> **Your objective**
All lines holding the string "this" should be copied from the data below.

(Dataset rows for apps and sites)
^^^^

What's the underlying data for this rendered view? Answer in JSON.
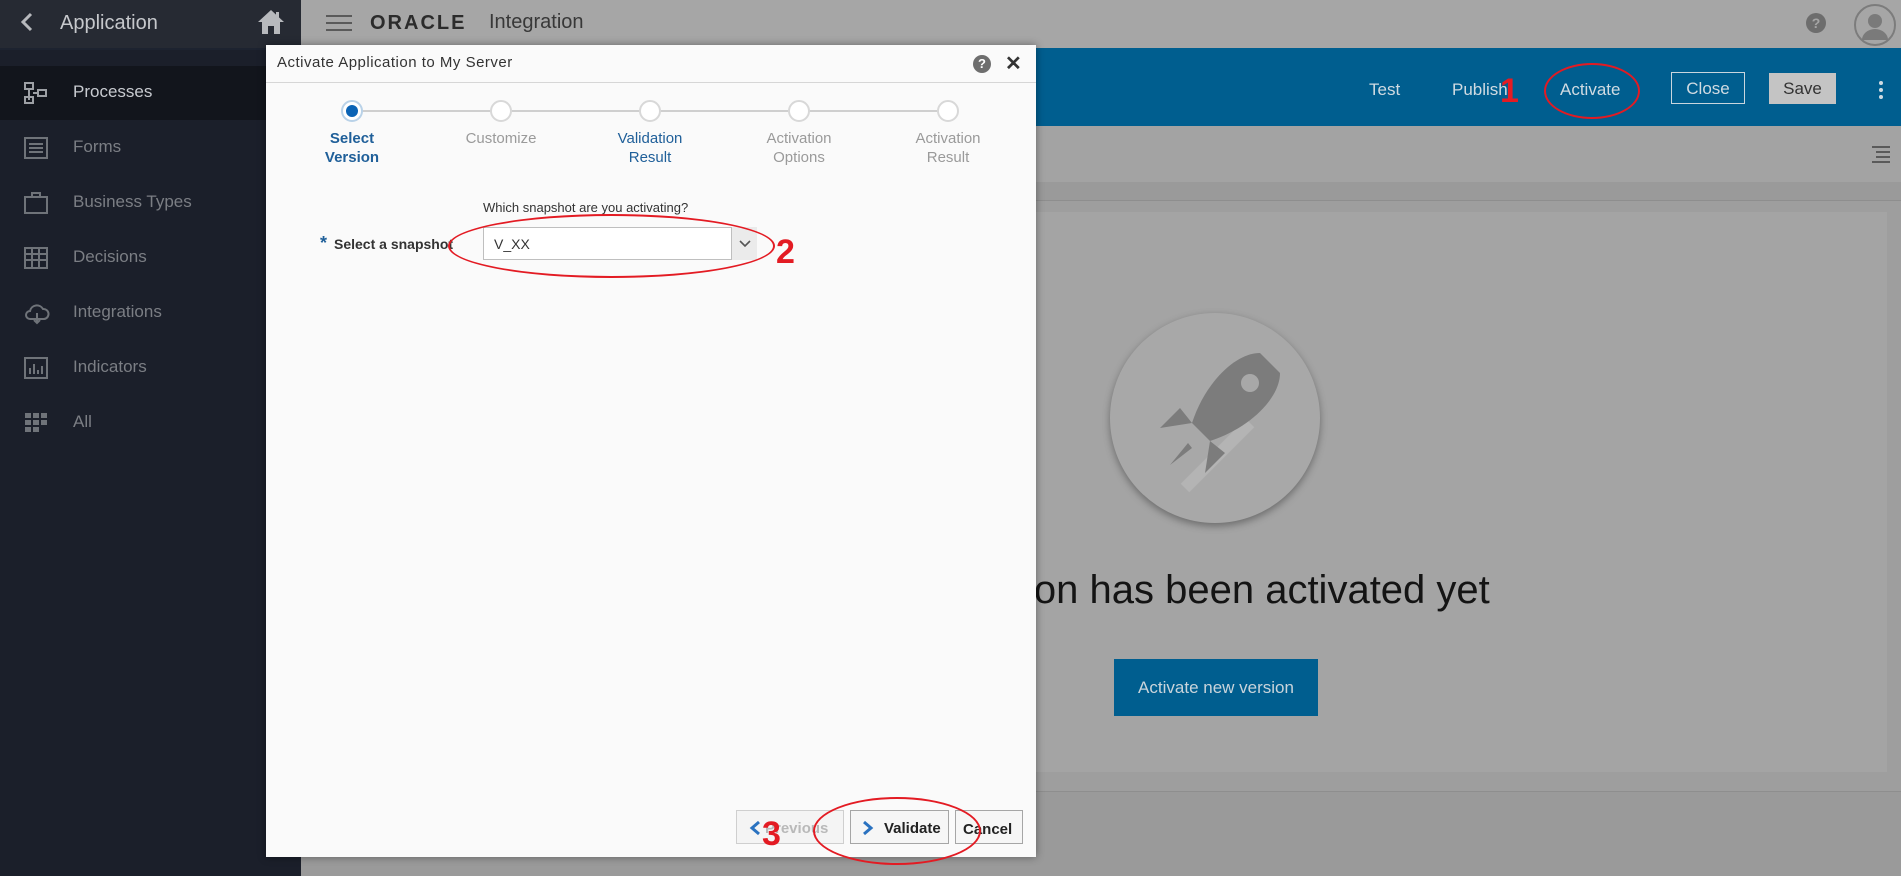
{
  "sidebar": {
    "title": "Application",
    "items": [
      {
        "label": "Processes",
        "icon": "processes-icon"
      },
      {
        "label": "Forms",
        "icon": "forms-icon"
      },
      {
        "label": "Business Types",
        "icon": "business-types-icon"
      },
      {
        "label": "Decisions",
        "icon": "decisions-icon"
      },
      {
        "label": "Integrations",
        "icon": "integrations-icon"
      },
      {
        "label": "Indicators",
        "icon": "indicators-icon"
      },
      {
        "label": "All",
        "icon": "all-icon"
      }
    ]
  },
  "topbar": {
    "logo": "ORACLE",
    "product": "Integration",
    "help": "?"
  },
  "actions": {
    "test": "Test",
    "publish": "Publish",
    "activate": "Activate",
    "close": "Close",
    "save": "Save"
  },
  "content": {
    "empty_message": "sion has been activated yet",
    "activate_new": "Activate new version"
  },
  "dialog": {
    "title": "Activate Application to My Server",
    "help": "?",
    "close": "✕",
    "steps": [
      {
        "line1": "Select",
        "line2": "Version"
      },
      {
        "line1": "Customize",
        "line2": ""
      },
      {
        "line1": "Validation",
        "line2": "Result"
      },
      {
        "line1": "Activation",
        "line2": "Options"
      },
      {
        "line1": "Activation",
        "line2": "Result"
      }
    ],
    "snapshot_hint": "Which snapshot are you activating?",
    "required_mark": "*",
    "snapshot_label": "Select a snapshot",
    "snapshot_value": "V_XX",
    "buttons": {
      "previous": "Previous",
      "validate": "Validate",
      "cancel": "Cancel"
    }
  },
  "annotations": {
    "one": "1",
    "two": "2",
    "three": "3"
  },
  "colors": {
    "accent": "#005e8f",
    "annotation": "#e31b23",
    "sidebar": "#1b1f2a"
  }
}
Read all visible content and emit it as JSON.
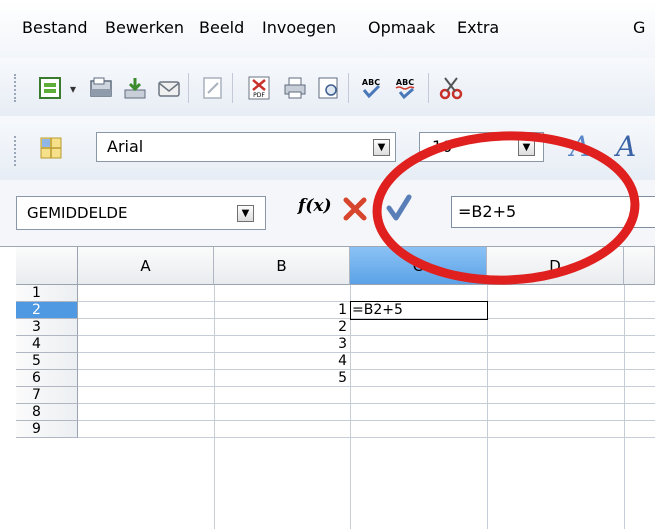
{
  "menubar": {
    "items": [
      "Bestand",
      "Bewerken",
      "Beeld",
      "Invoegen",
      "Opmaak",
      "Extra",
      "G"
    ]
  },
  "toolbar": {
    "icons": [
      "new-document-icon",
      "open-icon",
      "save-icon",
      "email-icon",
      "edit-file-icon",
      "export-pdf-icon",
      "print-icon",
      "print-preview-icon",
      "spellcheck-icon",
      "autospellcheck-icon",
      "cut-icon"
    ]
  },
  "format_toolbar": {
    "styles_icon": "styles-icon",
    "font_name": "Arial",
    "font_size": "10"
  },
  "formula_bar": {
    "name_box": "GEMIDDELDE",
    "fx_label": "f(x)",
    "input": "=B2+5"
  },
  "sheet": {
    "columns": [
      "A",
      "B",
      "C",
      "D"
    ],
    "rows": [
      "1",
      "2",
      "3",
      "4",
      "5",
      "6",
      "7",
      "8",
      "9"
    ],
    "b_values": [
      "",
      "1",
      "2",
      "3",
      "4",
      "5",
      "",
      "",
      ""
    ],
    "c2_text": "=B2+5"
  },
  "colors": {
    "annotation_red": "#e0201e",
    "selected_header": "#4f98e2",
    "accept_check": "#5a7fb8",
    "cancel_x": "#d6452c"
  }
}
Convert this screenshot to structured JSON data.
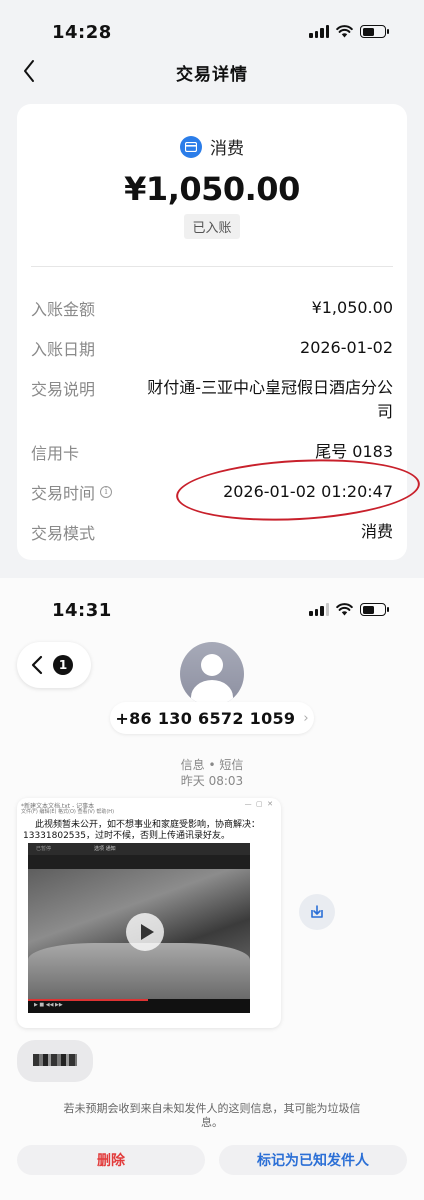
{
  "screen1": {
    "status_time": "14:28",
    "nav_title": "交易详情",
    "category": "消费",
    "amount": "¥1,050.00",
    "status_badge": "已入账",
    "rows": [
      {
        "label": "入账金额",
        "value": "¥1,050.00"
      },
      {
        "label": "入账日期",
        "value": "2026-01-02"
      },
      {
        "label": "交易说明",
        "value": "财付通-三亚中心皇冠假日酒店分公司"
      },
      {
        "label": "信用卡",
        "value": "尾号 0183"
      },
      {
        "label": "交易时间",
        "value": "2026-01-02 01:20:47"
      },
      {
        "label": "交易模式",
        "value": "消费"
      }
    ],
    "accent_color": "#2b7de9",
    "highlight_color": "#c8202b"
  },
  "screen2": {
    "status_time": "14:31",
    "back_count": "1",
    "phone_number": "+86 130 6572 1059",
    "message_type": "信息 • 短信",
    "message_time": "昨天 08:03",
    "attachment": {
      "notepad_title": "*新建文本文档.txt - 记事本",
      "notepad_menu": "文件(F)  编辑(E)  格式(O)  查看(V)  帮助(H)",
      "text_line1": "此视频暂未公开，如不想事业和家庭受影响，协商解决：",
      "text_line2": "13331802535，过时不候，否则上传通讯录好友。",
      "player_tab1": "已暂停",
      "player_tab2": "选项 通知"
    },
    "warning": "若未预期会收到来自未知发件人的这则信息，其可能为垃圾信息。",
    "delete_label": "删除",
    "mark_known_label": "标记为已知发件人",
    "delete_color": "#e23b3b",
    "link_color": "#2b6fd6"
  }
}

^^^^

> **Result**
What's the underlying data for this rendered view? Answer in JSON.
Convert this screenshot to structured JSON data.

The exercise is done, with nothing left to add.